British scientists are leading the way into a murky future of genetically-modified human beings. The Seattle Times reports that Britain has allowed its scientists to begin altering the DNA of human embryos.
Scientists will be conducting “gene-editing experiments” on embryos. Gene editing involves repairing or replacing certain parts of the genetic code in a “biological cut-and-paste technique.”
Currently, scientists will not be allowed to implant the embryos in a woman. Embryos will be modified and allowed to develop until they reach about 250 cells before they will be destroyed.
Naturally, some opponents are uncomfortable with where human genetic modification may take us:
“Some critics warn that tweaking the genetic code this way could be a slippery slope that eventually leads to designer babies, where parents not only aim to avoid inherited diseases but also seek taller, stronger, smarter or better-looking children.

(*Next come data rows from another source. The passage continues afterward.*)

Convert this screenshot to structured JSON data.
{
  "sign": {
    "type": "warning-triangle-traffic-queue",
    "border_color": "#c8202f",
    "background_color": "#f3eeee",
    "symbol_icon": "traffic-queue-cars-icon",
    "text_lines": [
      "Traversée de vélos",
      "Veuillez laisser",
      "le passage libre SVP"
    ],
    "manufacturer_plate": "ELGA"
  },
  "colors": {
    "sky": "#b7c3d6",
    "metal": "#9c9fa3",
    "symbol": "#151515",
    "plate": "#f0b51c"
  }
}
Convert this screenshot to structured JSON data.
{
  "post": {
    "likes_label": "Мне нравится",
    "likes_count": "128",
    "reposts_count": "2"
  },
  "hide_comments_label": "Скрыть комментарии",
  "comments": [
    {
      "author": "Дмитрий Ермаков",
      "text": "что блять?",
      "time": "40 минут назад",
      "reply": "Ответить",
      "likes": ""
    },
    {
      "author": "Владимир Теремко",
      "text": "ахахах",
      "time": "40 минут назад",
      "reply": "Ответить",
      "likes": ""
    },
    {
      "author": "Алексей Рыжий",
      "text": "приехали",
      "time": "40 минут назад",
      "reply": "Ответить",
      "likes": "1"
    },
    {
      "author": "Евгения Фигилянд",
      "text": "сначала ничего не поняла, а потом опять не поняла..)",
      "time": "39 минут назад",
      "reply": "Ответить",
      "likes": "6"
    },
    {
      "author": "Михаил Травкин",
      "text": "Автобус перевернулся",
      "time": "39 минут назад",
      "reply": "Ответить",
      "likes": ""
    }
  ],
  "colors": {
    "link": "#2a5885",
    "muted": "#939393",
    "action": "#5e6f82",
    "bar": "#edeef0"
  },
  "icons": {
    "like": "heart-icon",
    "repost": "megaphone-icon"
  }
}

Many religious groups, including the Catholic Church, argue that manipulating embryos amounts to ‘playing God.’ Some scientists have voiced concern that tinkering with genes might have unintended consequences not apparent until after the babies are born — or generations later. And some fear such practices will only widen the gap between rich and poor by enabling the wealthy to create superbabies.”
Proponents of gene editing are hopeful that studying embryo development will improve fertility treatments and someday lead to the treatment or eradication of terrible diseases, “conditions like HIV or inherited disorders such as muscular dystrophy and sickle cell disease”.
An international group of scientists encouraged the altering embryos in laboratories at a meeting last year, but cautioned “the technique was nowhere near ready for use in pregnant women”.
The morality of creating, altering and destroying embryos aside, genetic modification of human beings takes us down a dark and unfamiliar path. So little is still known about our DNA that tampering with it may lead to frightening and unexpected repercussions.
Further, how long will scientists remain satisfied with laboratory research before they push to make the next advance of actually gestating these altered human beings?
In the words of Dr. Ian Malcom in Jurassic Park: “Your scientists were so preoccupied with whether or not they could that they didn't stop to think if they should.”